UCL Quantum Technologies
By using a scanning tunnelling microscope, Steven Schofield's group have created precise arrays of atomic defects on a silicon surface and demonstrated that they couple to form unique and interesting quantum states. The next step is to replicate these results in other material systems which holds particular interest for quantum devices fabrication.
Area laws for entanglement in quantum many-body systems give useful information about their low-temperature behaviour and are tightly connected to the possibility of good numerical simulations. In joint work with Michal Horodecki from Gdansk University, Fernando Brandao proved that for one dimensional quantum states an area law always holds true whenever there is a notion of correlation length.
Qubits (quantum bits) can be visualised as an octahedron inside a sphere. The symmetries of the octahedron represent important quantum operations in quantum computing, so-called Clifford group gates, which can be achieved fault tolerantly. Dan Browne's group in collaboration with former group member Earl Campbell (creator of this image) are developing new approaches to fault tolerance in quantum computation.
- Progress in quantum technologies is at an exciting stage. Applications that harness the non-classical features of quantum mechanics to perform tasks hard or impossible with conventional technologies are now reaching beyond the laboratory into industrial development. Some of these, such as quantum cryptography and communication have already arrived in the marketplace, while others – such as quantum computation – remain a significant technological challenge, but all have the potential to bring revolutionary advances compared to their classical counterparts.
- Even in conventional information technology hardware, quantum mechanics is becoming increasingly important, as Moore’s law pushes ever greater miniaturization. Quantum phenomena are at the heart of fields like molecular electronics and nano-spintronics, which represent the ultimate limit of IT miniaturization. Even more strikingly, quantum effects may play a crucial role in important biological processes such as photo-synthesis and bird navigation. This places the transformative potential of quantum technologies at centre stage – research in this area today will drive industry forward tomorrow.

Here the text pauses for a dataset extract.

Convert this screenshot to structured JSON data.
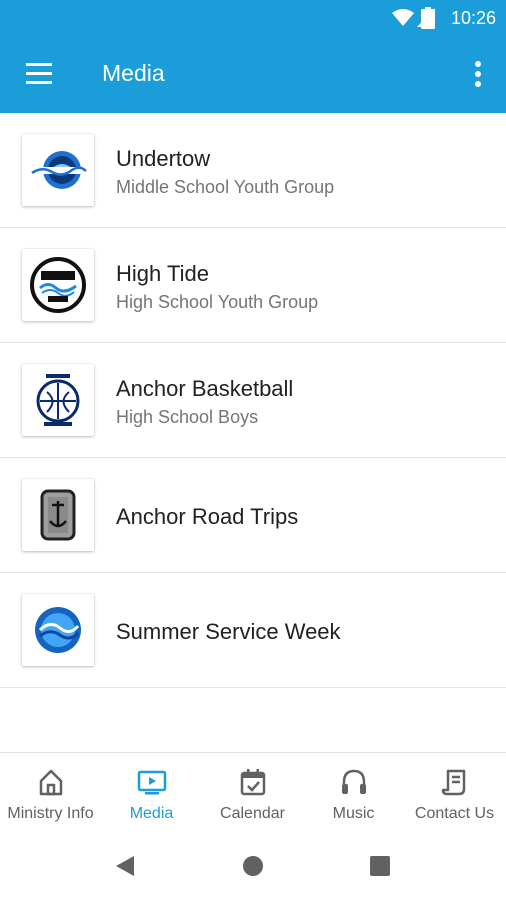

- To achieve this exciting potential, a multi-disciplinary research effort incorporating both theoretic and experimental progress is vital. UCL is a centre of excellence in quantum technologies with an unrivalled breadth of expertise, from fundamental theory to industry-linked experiment.
Page last modified on 16 dec 13 17:53